» Problem description
Run through the records and show each line that includes the string "options".

[[ Data section, beginning ]]

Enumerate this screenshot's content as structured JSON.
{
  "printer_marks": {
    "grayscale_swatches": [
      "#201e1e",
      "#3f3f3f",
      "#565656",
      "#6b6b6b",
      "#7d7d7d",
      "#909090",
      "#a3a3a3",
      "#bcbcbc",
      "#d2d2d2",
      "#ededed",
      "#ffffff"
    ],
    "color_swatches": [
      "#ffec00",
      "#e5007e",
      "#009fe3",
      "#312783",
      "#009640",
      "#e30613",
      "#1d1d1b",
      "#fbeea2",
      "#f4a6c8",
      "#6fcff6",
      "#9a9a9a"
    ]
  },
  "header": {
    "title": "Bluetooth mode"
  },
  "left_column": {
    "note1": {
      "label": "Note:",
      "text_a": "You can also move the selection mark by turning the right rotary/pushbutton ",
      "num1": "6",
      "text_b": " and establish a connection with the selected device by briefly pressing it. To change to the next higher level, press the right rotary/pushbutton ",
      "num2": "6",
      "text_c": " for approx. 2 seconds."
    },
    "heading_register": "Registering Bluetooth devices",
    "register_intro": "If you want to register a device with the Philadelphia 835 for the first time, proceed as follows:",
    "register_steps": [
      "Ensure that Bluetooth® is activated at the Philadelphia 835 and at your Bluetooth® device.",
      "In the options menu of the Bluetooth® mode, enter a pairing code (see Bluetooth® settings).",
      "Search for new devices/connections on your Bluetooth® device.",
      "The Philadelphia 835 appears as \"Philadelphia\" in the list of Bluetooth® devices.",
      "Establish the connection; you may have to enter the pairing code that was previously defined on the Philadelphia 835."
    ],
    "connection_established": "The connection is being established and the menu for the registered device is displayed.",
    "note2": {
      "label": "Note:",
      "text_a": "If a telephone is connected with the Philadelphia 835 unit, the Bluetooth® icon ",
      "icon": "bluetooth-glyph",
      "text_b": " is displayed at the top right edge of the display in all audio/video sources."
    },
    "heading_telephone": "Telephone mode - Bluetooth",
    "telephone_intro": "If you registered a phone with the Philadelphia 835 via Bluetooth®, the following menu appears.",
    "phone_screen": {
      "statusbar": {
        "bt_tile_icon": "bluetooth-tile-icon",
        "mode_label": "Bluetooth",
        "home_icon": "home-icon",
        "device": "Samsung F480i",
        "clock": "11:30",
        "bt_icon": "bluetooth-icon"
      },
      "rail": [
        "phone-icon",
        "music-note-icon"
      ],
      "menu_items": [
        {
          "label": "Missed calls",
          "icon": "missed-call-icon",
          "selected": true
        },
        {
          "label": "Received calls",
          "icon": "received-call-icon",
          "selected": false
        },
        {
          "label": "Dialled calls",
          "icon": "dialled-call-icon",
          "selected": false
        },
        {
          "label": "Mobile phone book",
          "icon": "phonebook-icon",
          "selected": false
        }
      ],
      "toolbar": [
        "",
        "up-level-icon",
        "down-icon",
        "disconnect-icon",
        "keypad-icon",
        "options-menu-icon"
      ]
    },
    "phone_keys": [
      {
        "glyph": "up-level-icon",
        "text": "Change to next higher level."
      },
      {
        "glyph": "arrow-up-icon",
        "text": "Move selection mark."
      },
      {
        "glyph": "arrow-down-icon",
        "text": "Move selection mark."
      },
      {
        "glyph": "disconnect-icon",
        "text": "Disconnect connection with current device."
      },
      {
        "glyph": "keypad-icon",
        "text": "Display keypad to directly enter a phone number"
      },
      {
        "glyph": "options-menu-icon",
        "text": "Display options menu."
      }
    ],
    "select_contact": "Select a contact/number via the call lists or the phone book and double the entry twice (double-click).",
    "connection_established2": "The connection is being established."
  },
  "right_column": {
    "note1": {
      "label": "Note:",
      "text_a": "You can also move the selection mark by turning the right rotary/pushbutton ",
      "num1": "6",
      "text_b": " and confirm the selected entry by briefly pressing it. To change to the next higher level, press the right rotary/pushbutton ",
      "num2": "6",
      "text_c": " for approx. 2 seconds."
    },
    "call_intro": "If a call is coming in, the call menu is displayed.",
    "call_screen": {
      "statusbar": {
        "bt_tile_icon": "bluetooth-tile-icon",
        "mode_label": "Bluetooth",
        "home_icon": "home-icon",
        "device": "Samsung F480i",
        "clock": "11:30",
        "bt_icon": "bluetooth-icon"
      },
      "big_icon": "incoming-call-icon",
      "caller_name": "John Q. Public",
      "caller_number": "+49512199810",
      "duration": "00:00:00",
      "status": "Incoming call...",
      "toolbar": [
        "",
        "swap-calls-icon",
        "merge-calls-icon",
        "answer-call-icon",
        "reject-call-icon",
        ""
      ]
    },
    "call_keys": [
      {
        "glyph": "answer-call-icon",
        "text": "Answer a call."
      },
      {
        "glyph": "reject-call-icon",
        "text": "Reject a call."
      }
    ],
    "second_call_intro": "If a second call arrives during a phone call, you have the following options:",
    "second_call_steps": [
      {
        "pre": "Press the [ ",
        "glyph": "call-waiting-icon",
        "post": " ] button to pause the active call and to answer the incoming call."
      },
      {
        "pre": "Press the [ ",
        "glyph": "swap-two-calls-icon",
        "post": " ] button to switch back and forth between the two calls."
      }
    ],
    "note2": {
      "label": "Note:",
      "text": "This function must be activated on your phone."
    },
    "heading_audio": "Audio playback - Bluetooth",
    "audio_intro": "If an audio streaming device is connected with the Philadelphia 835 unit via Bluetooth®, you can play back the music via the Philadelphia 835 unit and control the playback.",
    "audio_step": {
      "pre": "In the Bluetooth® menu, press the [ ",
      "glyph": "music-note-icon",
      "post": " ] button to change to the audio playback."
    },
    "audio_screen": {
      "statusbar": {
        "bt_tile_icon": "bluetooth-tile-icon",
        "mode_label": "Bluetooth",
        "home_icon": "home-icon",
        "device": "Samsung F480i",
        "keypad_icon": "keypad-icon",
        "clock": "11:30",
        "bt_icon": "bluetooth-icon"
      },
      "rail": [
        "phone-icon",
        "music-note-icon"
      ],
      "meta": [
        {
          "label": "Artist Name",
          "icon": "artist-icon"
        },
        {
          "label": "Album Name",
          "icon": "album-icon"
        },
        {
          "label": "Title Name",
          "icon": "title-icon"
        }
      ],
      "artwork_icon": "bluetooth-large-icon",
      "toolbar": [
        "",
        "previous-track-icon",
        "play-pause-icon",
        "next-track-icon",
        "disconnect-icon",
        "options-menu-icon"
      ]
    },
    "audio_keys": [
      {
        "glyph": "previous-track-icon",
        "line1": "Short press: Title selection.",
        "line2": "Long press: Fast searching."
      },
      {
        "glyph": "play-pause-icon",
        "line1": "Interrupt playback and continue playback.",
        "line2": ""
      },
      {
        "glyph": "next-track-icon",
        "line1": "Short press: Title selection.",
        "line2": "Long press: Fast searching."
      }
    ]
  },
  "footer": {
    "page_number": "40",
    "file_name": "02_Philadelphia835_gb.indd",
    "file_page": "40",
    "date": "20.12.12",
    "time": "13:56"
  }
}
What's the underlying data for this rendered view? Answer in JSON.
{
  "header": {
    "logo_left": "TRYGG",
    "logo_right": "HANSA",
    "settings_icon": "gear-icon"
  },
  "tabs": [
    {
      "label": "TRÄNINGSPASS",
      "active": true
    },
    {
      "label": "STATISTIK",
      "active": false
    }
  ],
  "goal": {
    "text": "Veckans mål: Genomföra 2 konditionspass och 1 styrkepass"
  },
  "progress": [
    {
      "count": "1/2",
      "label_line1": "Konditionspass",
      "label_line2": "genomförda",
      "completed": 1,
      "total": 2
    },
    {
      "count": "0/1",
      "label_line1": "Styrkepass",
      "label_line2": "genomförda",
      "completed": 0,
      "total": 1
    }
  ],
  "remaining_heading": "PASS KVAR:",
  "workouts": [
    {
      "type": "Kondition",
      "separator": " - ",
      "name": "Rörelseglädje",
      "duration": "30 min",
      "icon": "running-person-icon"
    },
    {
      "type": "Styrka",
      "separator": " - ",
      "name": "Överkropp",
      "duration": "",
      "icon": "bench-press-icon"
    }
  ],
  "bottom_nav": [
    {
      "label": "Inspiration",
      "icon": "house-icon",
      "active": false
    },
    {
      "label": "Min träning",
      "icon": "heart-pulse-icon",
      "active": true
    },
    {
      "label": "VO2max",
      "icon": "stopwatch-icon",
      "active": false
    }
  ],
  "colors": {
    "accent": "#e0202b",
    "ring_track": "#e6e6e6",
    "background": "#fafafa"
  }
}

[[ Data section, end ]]

» Completed task
      "In the options menu of the Bluetooth® mode, enter a pairing code (see Bluetooth® settings).",
        "options-menu-icon"
        "glyph": "options-menu-icon",
        "text": "Display options menu."
    "second_call_intro": "If a second call arrives during a phone call, you have the following options:",
        "options-menu-icon"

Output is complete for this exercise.